1. Commanders are legally responsible for war crimes committed by their subordinates when any one of three circumstances applies:
a. The commander ordered the commission of the act;
b. The commander knew of the act, either before or during its commission, and did nothing to prevent or stop it; or
c. The commander should have known, “through reports received by him or through other means, that
troops or other persons subject to his control [were] about to commit or [had] committed a war crime and he fail[ed] to take the necessary and reasonable steps to insure compliance with the LOW or to punish violators thereof.” (FM
27-10, para. 501).

Hmm, all seems suspiciously consistent. Lest our Marine bretheren feel left out, here is SECNAVINST 3300.1B:

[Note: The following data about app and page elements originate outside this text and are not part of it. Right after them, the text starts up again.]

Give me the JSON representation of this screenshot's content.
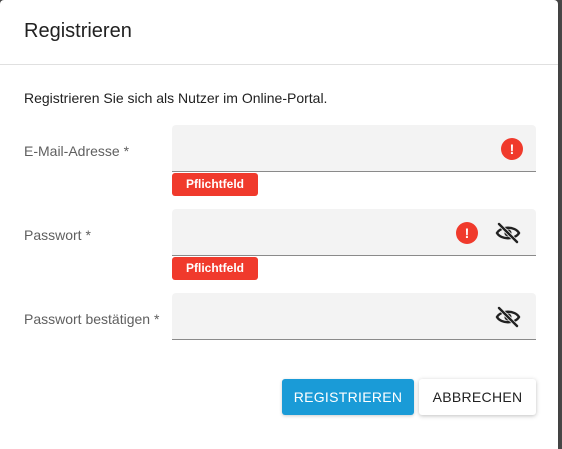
{
  "dialog": {
    "title": "Registrieren",
    "intro": "Registrieren Sie sich als Nutzer im Online-Portal."
  },
  "form": {
    "email": {
      "label": "E-Mail-Adresse *",
      "value": "",
      "error": "Pflichtfeld",
      "icons": [
        "error-icon"
      ]
    },
    "password": {
      "label": "Passwort *",
      "value": "",
      "error": "Pflichtfeld",
      "icons": [
        "error-icon",
        "eye-off-icon"
      ]
    },
    "password_confirm": {
      "label": "Passwort bestätigen *",
      "value": "",
      "icons": [
        "eye-off-icon"
      ]
    }
  },
  "actions": {
    "register_label": "REGISTRIEREN",
    "cancel_label": "ABBRECHEN"
  },
  "colors": {
    "primary": "#1a9bd7",
    "error": "#f03a2c",
    "field_bg": "#f3f3f3"
  }
}
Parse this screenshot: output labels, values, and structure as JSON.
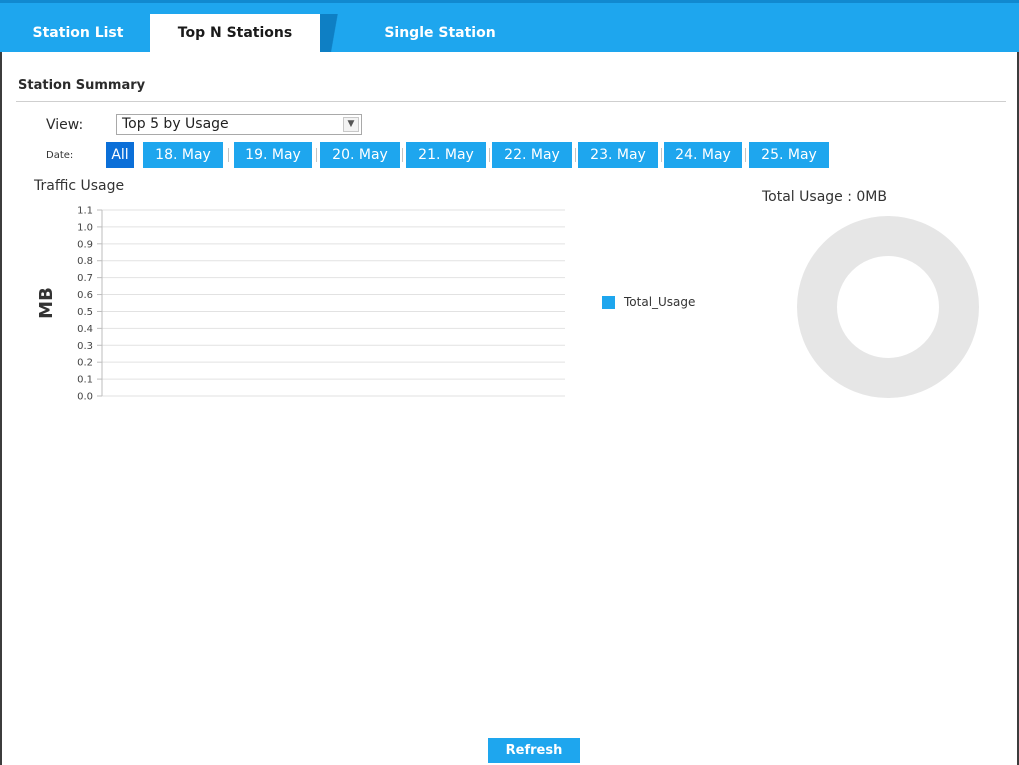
{
  "tabs": [
    {
      "label": "Station List",
      "active": false
    },
    {
      "label": "Top N Stations",
      "active": true
    },
    {
      "label": "Single Station",
      "active": false
    }
  ],
  "summary": {
    "title": "Station Summary",
    "view_label": "View:",
    "view_value": "Top 5 by Usage",
    "date_label": "Date:",
    "dates": [
      "All",
      "18. May",
      "19. May",
      "20. May",
      "21. May",
      "22. May",
      "23. May",
      "24. May",
      "25. May"
    ],
    "active_date": "All"
  },
  "chart_data": {
    "type": "bar",
    "title": "Traffic Usage",
    "ylabel": "MB",
    "ylim": [
      0,
      1.1
    ],
    "y_ticks": [
      "1.1",
      "1.0",
      "0.9",
      "0.8",
      "0.7",
      "0.6",
      "0.5",
      "0.4",
      "0.3",
      "0.2",
      "0.1",
      "0.0"
    ],
    "series": [
      {
        "name": "Total_Usage",
        "values": []
      }
    ],
    "legend": "right",
    "grid": true
  },
  "donut": {
    "total_label": "Total Usage : 0MB",
    "value": 0
  },
  "refresh_label": "Refresh",
  "colors": {
    "accent": "#1ea6ee",
    "active_date": "#0b6fd8",
    "donut_ring": "#e6e6e6"
  }
}
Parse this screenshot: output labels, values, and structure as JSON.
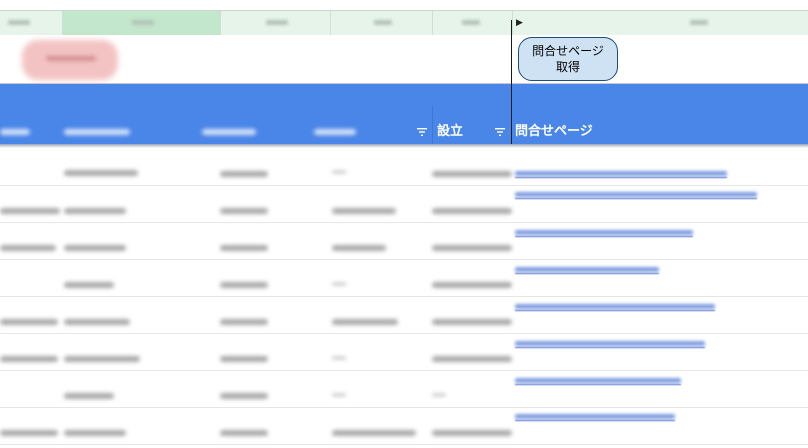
{
  "toolbar": {
    "fetch_button_label": "問合せページ\n取得"
  },
  "table": {
    "headers": {
      "established": "設立",
      "contact_page": "問合せページ"
    },
    "row_count": 8
  },
  "colors": {
    "header_bg": "#4a86e8",
    "button_bg": "#cfe2f3",
    "button_border": "#1f4e79",
    "column_header_bg": "#e6f4ea"
  }
}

8.d. Commanders and commanding officers receiving reports
of noncompliance with or breaches of the law of armed conflict
shall report the facts promptly up their operational chain of
command and up their Service chain of command to the CNO or
CMC, as appropriate in accordance with the applicable provisions of references (h), (i), (j), (k), or (l), and, as appropriate, submit amplifying reports of investigation and ultimate disposition.
9. Punitive Application. Violations of reporting
requirements of paragraph 8 of this instruction are punishable
in accordance with reference (m). In addition, violations of
the law of armed conflict are punishable under references (m)
and (n).

I don;t see how the US military doean't have all the right pieces in place already. Maybe we haven;t seen as many prosecutions as the anti-war crowd would like, but that's prosecutorial discretion. And how many informal action have occurred that we don't know about?

Anonymous said...

I agree with Mike. See In re Yamashita, 327 U.S. 1, 15-16 (1946).

Anonymous said...

I disagree. None of these statements of command "accountability" or "responsibility" in themselves provide the basis for imposing vicarious criminal liability on a commander for the substantive offenses committed by his troops. Under the UCMJ, a commander's vicarious liability is governed by same articles (e.g. 77,81) as any other accused's.

John O'Connor said...

I agree with Anon 1941, although these sources can supply a basis for a dereliction of duty charge.